High school basketball powerhouse L.I. Lutheran adapts to pandemic

By Eric Belyea

When high school basketball is mentioned in Nassau or Suffolk County, the name Long Island Lutheran in Brookville resonates. The boys’ and girls’ teams have won a combined 12 New York State championships. However, with the Covid-19 pandemic delaying the season, both teams were put into a corner when it came to working out, scheduling games and staying on the floor.

Long Island Lutheran — LuHi for short — plays teams at the highest level of high school basketball, both locally and nationally. Teams regularly appear in the HoopHall Classic in Massachusetts, and have participated in tournaments in Florida, South Carolina and even Hawaii.

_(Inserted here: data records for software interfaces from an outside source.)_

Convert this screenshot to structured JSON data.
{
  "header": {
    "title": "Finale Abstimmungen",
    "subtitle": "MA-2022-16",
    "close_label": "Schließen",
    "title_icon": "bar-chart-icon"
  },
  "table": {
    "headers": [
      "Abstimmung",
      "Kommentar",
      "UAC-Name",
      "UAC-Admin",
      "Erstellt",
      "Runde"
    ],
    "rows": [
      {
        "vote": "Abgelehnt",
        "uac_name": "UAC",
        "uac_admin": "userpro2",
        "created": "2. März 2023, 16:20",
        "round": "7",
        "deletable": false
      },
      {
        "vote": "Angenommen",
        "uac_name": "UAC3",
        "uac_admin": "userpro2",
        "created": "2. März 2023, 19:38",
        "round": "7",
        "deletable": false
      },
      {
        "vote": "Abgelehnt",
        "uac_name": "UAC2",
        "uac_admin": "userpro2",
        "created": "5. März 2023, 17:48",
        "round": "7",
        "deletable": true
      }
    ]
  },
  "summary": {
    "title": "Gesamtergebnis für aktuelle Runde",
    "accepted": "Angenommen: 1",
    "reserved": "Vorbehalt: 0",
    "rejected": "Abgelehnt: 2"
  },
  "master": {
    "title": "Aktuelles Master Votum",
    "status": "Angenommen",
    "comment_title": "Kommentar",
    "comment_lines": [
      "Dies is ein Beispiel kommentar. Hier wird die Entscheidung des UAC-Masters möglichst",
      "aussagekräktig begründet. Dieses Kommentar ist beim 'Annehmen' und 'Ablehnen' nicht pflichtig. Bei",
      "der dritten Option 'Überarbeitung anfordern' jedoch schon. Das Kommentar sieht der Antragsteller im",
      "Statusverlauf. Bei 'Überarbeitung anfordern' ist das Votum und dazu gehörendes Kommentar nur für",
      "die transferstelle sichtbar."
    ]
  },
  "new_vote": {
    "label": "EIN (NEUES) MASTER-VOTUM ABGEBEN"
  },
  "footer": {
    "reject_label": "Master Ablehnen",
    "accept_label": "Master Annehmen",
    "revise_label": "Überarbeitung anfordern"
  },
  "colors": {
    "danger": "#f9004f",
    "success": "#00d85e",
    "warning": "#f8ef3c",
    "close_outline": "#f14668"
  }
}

Christina Raiti, head girls’ basketball coach and assistant athletic director, entered her first year as head coach this season amid the global pandemic. The Crusaders normally have no issue lining up strong opponents, but not this year.

“We made our schedule last March, and I had a full 23 games on the schedule,” she said. “We weren’t sure how long Covid would last.”

Once New York State gave the go-ahead for winter sports to resume interscholastic play, teams started to drop the independent LuHi from their schedules because of restrictions and a shortened season.

Raiti was not worried about results. She just wanted the girls to play, and “it was more about providing an experience for the kids more so than true development.”

Once the dust settled, Raiti built a new schedule. After multiple games were canceled because of Covid-19 contact tracing and weather, the girls finally were able to take the court.

Mask wearing and social distancing have allowed Long Island Lutheran to adapt to the coronavirus pandemic.

“Our first game was against a team from [New York City], who have not played basketball in a long time,” she said. “They were not allowed to use their school name, so they came to us as an AAU [Amateur Athletic Union] team.”

Even though they were not allowed to give the players the exposure of posting the game on social media, or even streaming it, the Crusaders were able to play basketball once again.

Raiti then took the Crusaders to an AAU tournament in the Bronx, taking a page out of their first opponents’ book.

“AAU and high school basketball are totally different entities; there is a lot less structure at the AAU level compared to the preparation for high school,” Raiti said.

For their final matchup of the season, Raiti and her team traveled to Washington, D.C. to take on yet another AAU team that was made up of an entire nationally ranked high school team from the area. Raiti and her girls were happy to play a team of such high caliber, since that is what their schedule typically is filled with.

“I wanted the girls to play this team to have at least one of these experiences, since we typically have 10 to 15 of them a season,” she said.

In total, they played four games and student-athletes got some exposure before they set their sights on college.

Senior guard and Adelphi University commit Sydney Rosenoff was grateful to have the opportunity to take the floor in Long Island Lutheran’s historic Visscher Gym again. “Being a member of the Crusader family has been a big part of my life, both athletically and socially,” she said, “so putting the jersey on a few more times made my senior year more special.” The senior got to play and start in each of the four games that the squad played in.

Since Rosenoff had already signed with the Adelphi Panthers, the season for her was more about having fun and helping the younger members of the team secure film to send to college coaches. “Of course I wanted to win,” Rosenoff said. “However, I knew that this season was different, and I wanted to focus on the future of this program more than myself.”

Rosenoff took the veteran mentor role seriously and with pride, leaving her mark on her teammates and girls’ basketball program for years to come.

For players and coaches, the Long Island Lutheran basketball season was one that no one had experienced before. But for Raiti and her team, it was an experience that none of them would trade.